F-Gases have a high GWP, if they are released to the atmosphere they can cause significant emissions. Introducing a system which takes the type of F-Gas into account provides a risk-based approach to maintenance. Systems with F-Gases which can cause higher emissions are therefore inline to be tested more frequently. This will reduce the potential likelihood of a release occurring.

What do you need to do?

Checks need to be made on the type and amount of F-Gas held in your air conditioning systems to determine if the regulations impact upon maintenance regimes. Once the type and amount of F-Gas is confirmed it needs to be converted into CO2 equivalent tonnes.

Annexes within the regulations provide conversion factors to calculate GWP using the type and weight of refrigerant in the system.

Please don’t hesitate to call EVORA if you have any questions.

The Heat Network (Metering and Billing) Regulations 2014

The above regulations came into force in December 2014 and introduced notification, metering and billing requirements for operators of District Heat Networks and Communal Heating.

Multi-let buildings where heating and cooling is provided to tenants may be classed as communal heat networks. Steps will need to be taken to meet regulation requirements, if this is the case, andif the landlord is deemed to be a heating supplier (a person who supplies and charges for the supply of heating, cooling or hot water to a final customer).

EVORA has written to the National Measurement Office (the Government Department responsible for the legislation) to seek clarification on interpretation of the requirements in relation to operation of multi-let properties.
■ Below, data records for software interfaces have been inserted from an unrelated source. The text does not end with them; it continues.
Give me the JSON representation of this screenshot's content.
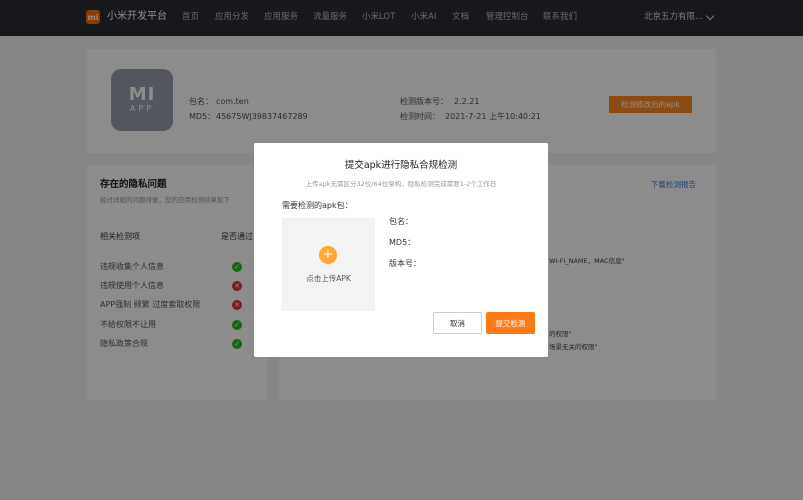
{
  "header": {
    "logo_text": "mi",
    "brand": "小米开发平台",
    "nav": [
      "首页",
      "应用分发",
      "应用服务",
      "流量服务",
      "小米LOT",
      "小米AI",
      "文档",
      "管理控制台",
      "联系我们"
    ],
    "company": "北京五力有限..."
  },
  "app_info": {
    "icon_top": "MI",
    "icon_bottom": "APP",
    "package_label": "包名：",
    "package_value": "com.ten",
    "md5_label": "MD5：",
    "md5_value": "45675WJ39837467289",
    "version_label": "检测版本号：",
    "version_value": "2.2.21",
    "time_label": "检测时间：",
    "time_value": "2021-7-21 上午10:40:21",
    "action_button": "检测修改后的apk"
  },
  "privacy": {
    "title": "存在的隐私问题",
    "subtitle": "经过详细的问题排查，您的应用检测结果如下",
    "col_item": "相关检测项",
    "col_pass": "是否通过",
    "download_link": "下载检测报告",
    "items": [
      {
        "label": "违规收集个人信息",
        "status": "ok"
      },
      {
        "label": "违规使用个人信息",
        "status": "bad"
      },
      {
        "label": "APP强制 频繁 过度索取权限",
        "status": "bad"
      },
      {
        "label": "不给权限不让用",
        "status": "ok"
      },
      {
        "label": "隐私政策合规",
        "status": "ok"
      }
    ],
    "detail_1": "WI-FI_NAME，MAC信息\"",
    "detail_2": "的权限\"",
    "detail_3": "场景无关的权限\""
  },
  "modal": {
    "title": "提交apk进行隐私合规检测",
    "subtitle": "上传apk无需区分32位/64位架构，隐私检测完成需要1-2个工作日",
    "upload_label": "需要检测的apk包：",
    "upload_text": "点击上传APK",
    "package_label": "包名：",
    "md5_label": "MD5：",
    "version_label": "版本号：",
    "cancel": "取消",
    "submit": "提交检测"
  },
  "colors": {
    "accent": "#ff7a12",
    "header_bg": "#2a2d34",
    "ok": "#2eb82e",
    "bad": "#e23a2c"
  }
}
We will provide an update when received, however, in the meantime, we recommend that Landlords take steps to prepare for the legislation. It is expected that landlords will need to consider heating supply set-ups in multi let buildings on a case-by-case basis to consider whether the legislation is applicable.

Key requirements and associated deadlines are set out below.

Step 1: Notification

Heat Suppliers must notify the national measurement office of the existence of heat networks by 30 April 2015. This is a data collection and information provision exercise. Information to be provided includes location and size of the network and the number of customers supplied. Notification should be updated every four years.

Step 2: Analysis and, where feasible, Installation

Consideration must then be given to the installation of heat and hot water meters, to final customers (TRV radiator controls and heat cost allocators must also be considered). Cost benefit analysis and subsequent installation (where feasible) must then be completed by 31 December 2016. Feasibility analysis should be reviewed every four years.

There are also requirements to ensure that adequate metering is installed on new builds going forwards.